Daily Archive 16.01.2019

Atrial fibrillation classification

Atrial fibrillation classification

Isolated (ie, idiopathic) atrial fibrillation (AF), which occurs in patients younger than 60 years of age, is very common. Although the prognosis is good and the risk of systemic embolism is low (approximately 1.3% over a 15-year period), idiopathic AF can cause very serious symptoms and patient anxiety. Like a “secondary” OP, an isolated OP can be paroxysmal or persistent.

Paroxysmal isolated atrial fibrillation

Only one or several very rare episodes of arrhythmia are possible, but in some cases atrial fibrillation (AF) often recurs, sometimes several times a day.
Paroxysms can last for many hours or end in a few seconds. Over time, some patients (but not all) of AF become persistent.

Studies show that an episode of atrial fibrillation (AF) can lead to changes in the electrical properties of the atria that help to maintain arrhythmias — this process is referred to as “electrical remodeling.”

Often, patients have very serious symptoms.

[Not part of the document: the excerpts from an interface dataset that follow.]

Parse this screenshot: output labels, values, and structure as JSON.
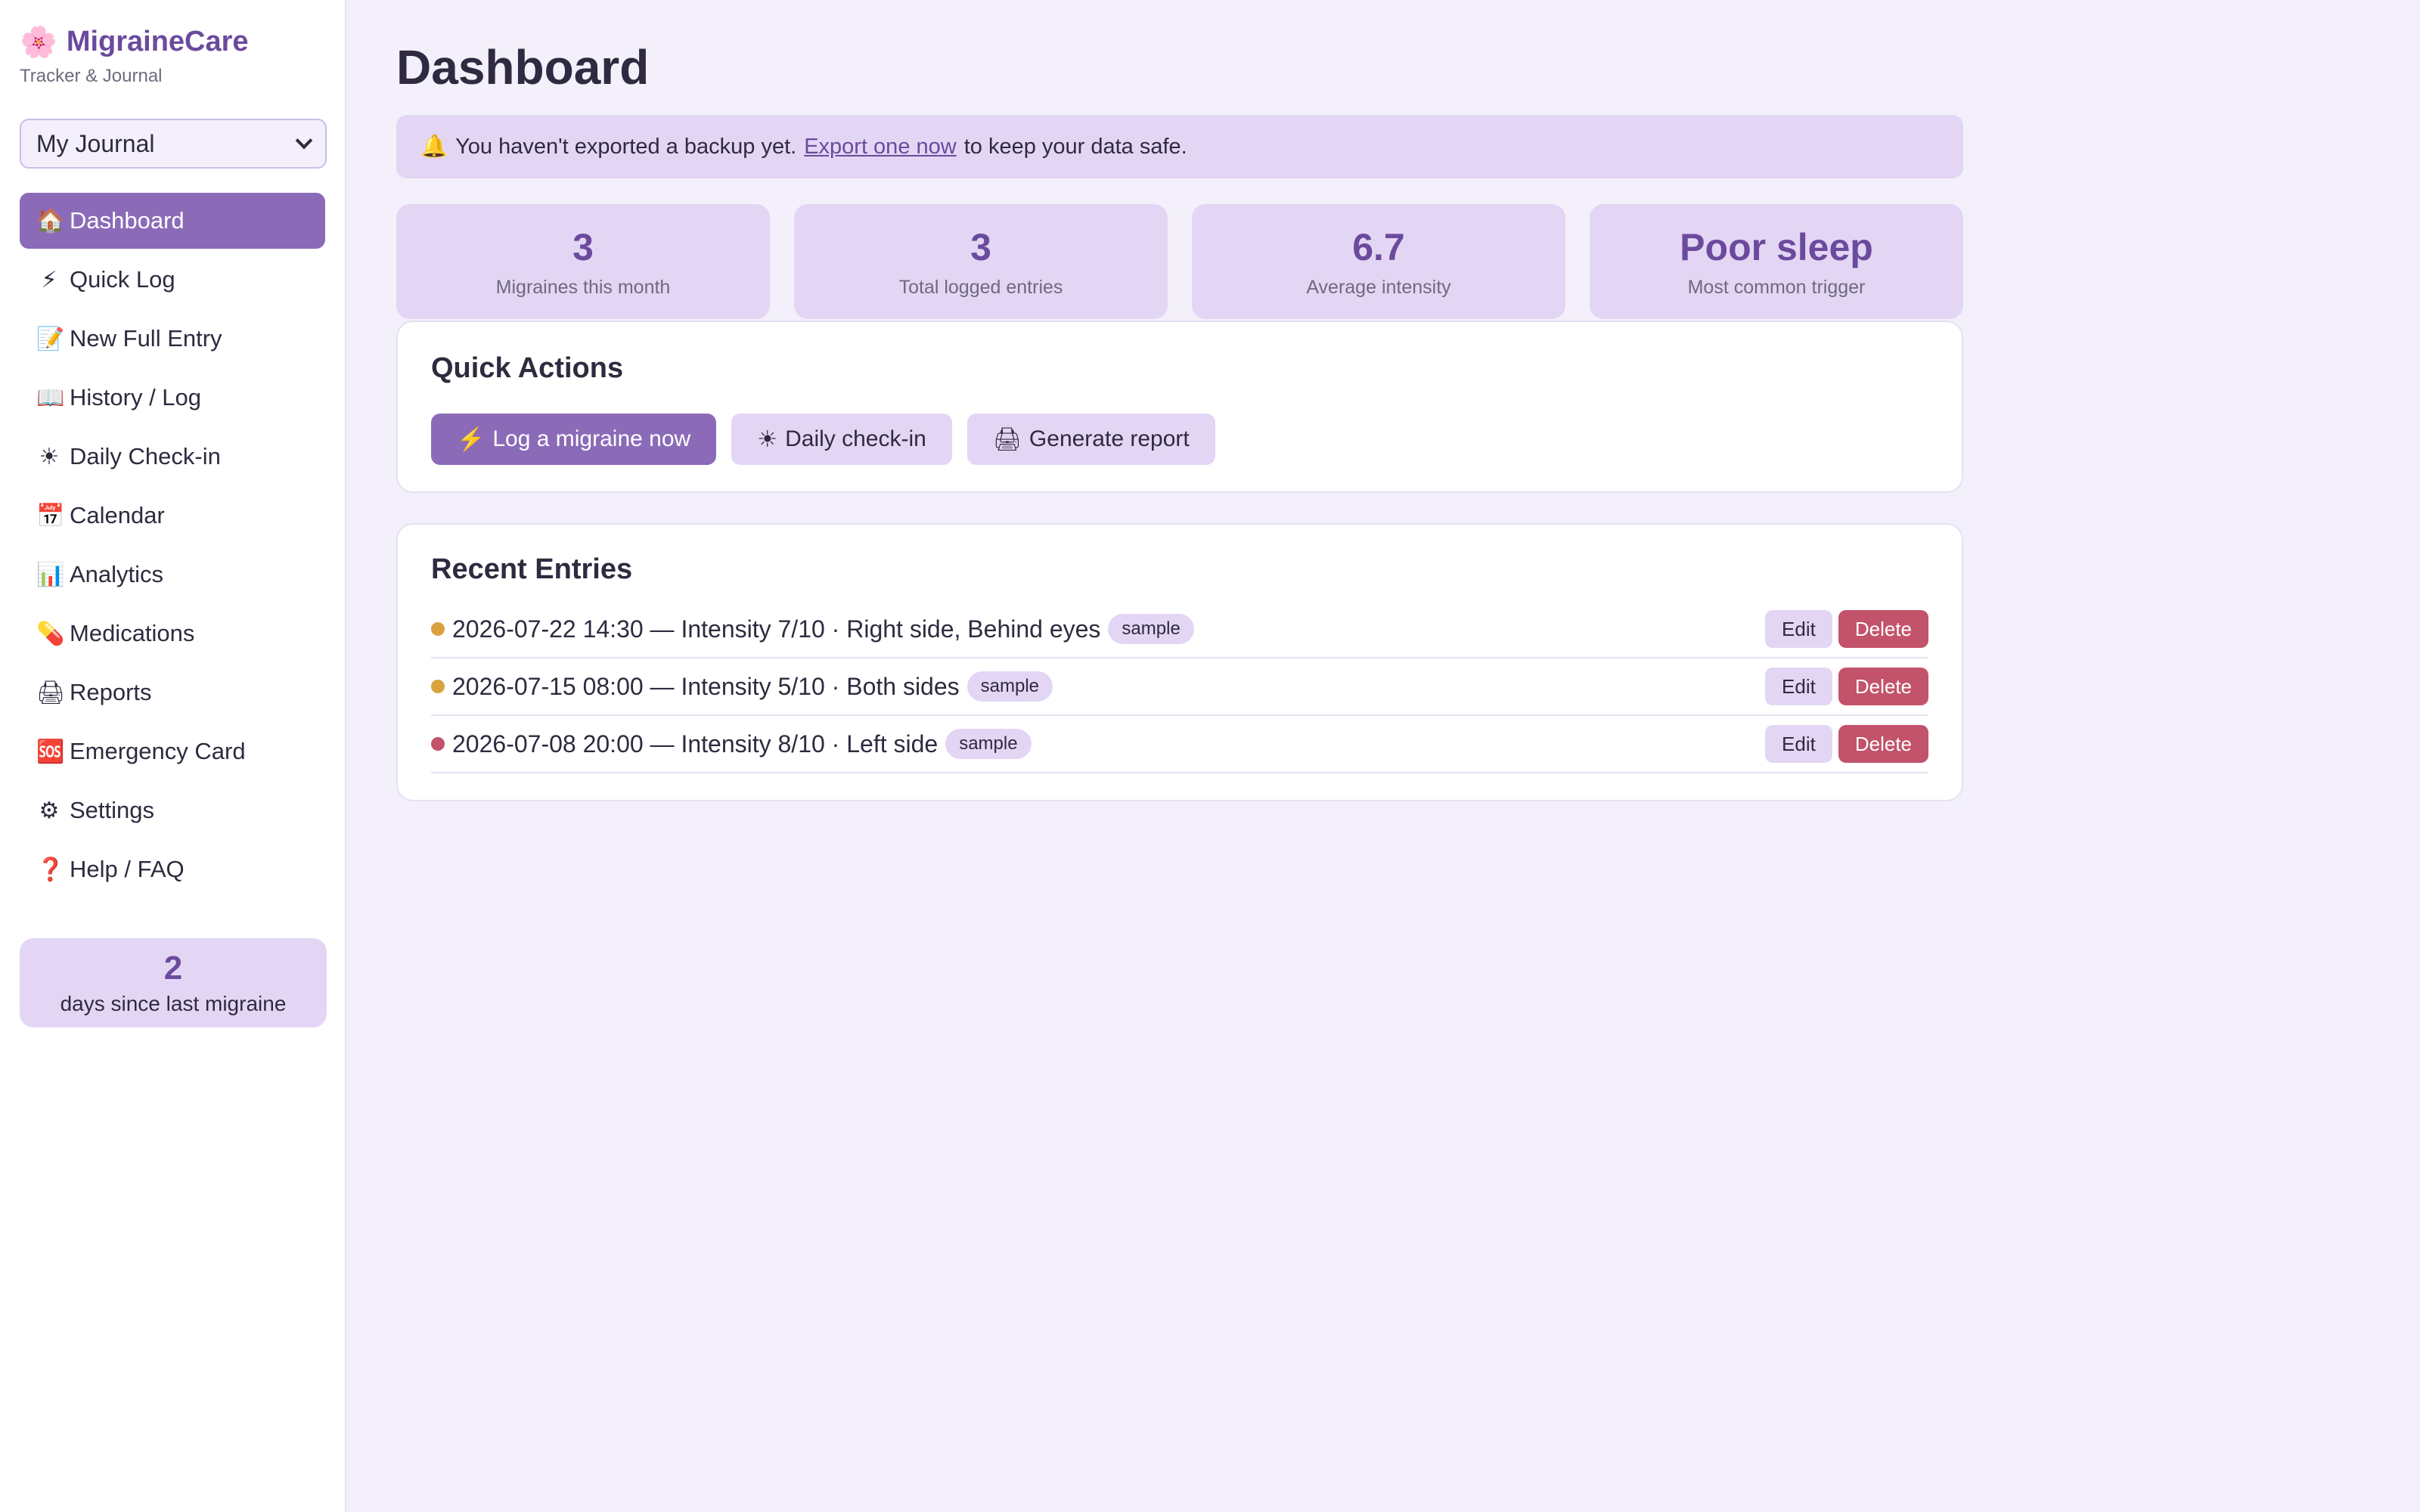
{
  "sidebar": {
    "brand_icon": "🌸",
    "brand_name": "MigraineCare",
    "brand_sub": "Tracker & Journal",
    "journal_select": "My Journal",
    "nav": [
      {
        "icon": "🏠",
        "label": "Dashboard",
        "name": "dashboard",
        "active": true
      },
      {
        "icon": "⚡",
        "label": "Quick Log",
        "name": "quick-log"
      },
      {
        "icon": "📝",
        "label": "New Full Entry",
        "name": "new-full-entry"
      },
      {
        "icon": "📖",
        "label": "History / Log",
        "name": "history-log"
      },
      {
        "icon": "☀",
        "label": "Daily Check-in",
        "name": "daily-checkin"
      },
      {
        "icon": "📅",
        "label": "Calendar",
        "name": "calendar"
      },
      {
        "icon": "📊",
        "label": "Analytics",
        "name": "analytics"
      },
      {
        "icon": "💊",
        "label": "Medications",
        "name": "medications"
      },
      {
        "icon": "🖨",
        "label": "Reports",
        "name": "reports"
      },
      {
        "icon": "🆘",
        "label": "Emergency Card",
        "name": "emergency-card"
      },
      {
        "icon": "⚙",
        "label": "Settings",
        "name": "settings"
      },
      {
        "icon": "❓",
        "label": "Help / FAQ",
        "name": "help-faq"
      }
    ],
    "streak": {
      "value": "2",
      "label": "days since last migraine"
    }
  },
  "main": {
    "title": "Dashboard",
    "notice": {
      "icon": "🔔",
      "before": "You haven't exported a backup yet.",
      "link": "Export one now",
      "after": "to keep your data safe."
    },
    "stats": [
      {
        "value": "3",
        "label": "Migraines this month"
      },
      {
        "value": "3",
        "label": "Total logged entries"
      },
      {
        "value": "6.7",
        "label": "Average intensity"
      },
      {
        "value": "Poor sleep",
        "label": "Most common trigger"
      }
    ],
    "quick_actions": {
      "title": "Quick Actions",
      "buttons": [
        {
          "icon": "⚡",
          "label": "Log a migraine now"
        },
        {
          "icon": "☀",
          "label": "Daily check-in"
        },
        {
          "icon": "🖨",
          "label": "Generate report"
        }
      ]
    },
    "recent": {
      "title": "Recent Entries",
      "edit_label": "Edit",
      "delete_label": "Delete",
      "entries": [
        {
          "text": "2026-07-22 14:30 — Intensity 7/10 · Right side, Behind eyes",
          "tag": "sample",
          "color": "#d9a23f"
        },
        {
          "text": "2026-07-15 08:00 — Intensity 5/10 · Both sides",
          "tag": "sample",
          "color": "#d9a23f"
        },
        {
          "text": "2026-07-08 20:00 — Intensity 8/10 · Left side",
          "tag": "sample",
          "color": "#c2536a"
        }
      ]
    }
  },
  "colors": {
    "accent": "#8b6bb8",
    "accent_dark": "#6b4a9e",
    "soft": "#e3d6f4",
    "danger": "#c2536a"
  }
}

In other cases, including frequent relapses occurring with a high frequency of ventricular contractions, arrhythmia may be asymptomatic or accompanied only by the sensation of arrhythmia, without any discomfort due to high heart rate.

Only some patients can name the factors immediately preceding the arrhythmia and, possibly, provoking it (such as physical exertion, vomiting, alcohol intake or fatigue). One of the forms of paroxysmal idiopathic AF is caused by an increase in the tone of the vagus nerve: an arrhythmia always begins during rest or sleep.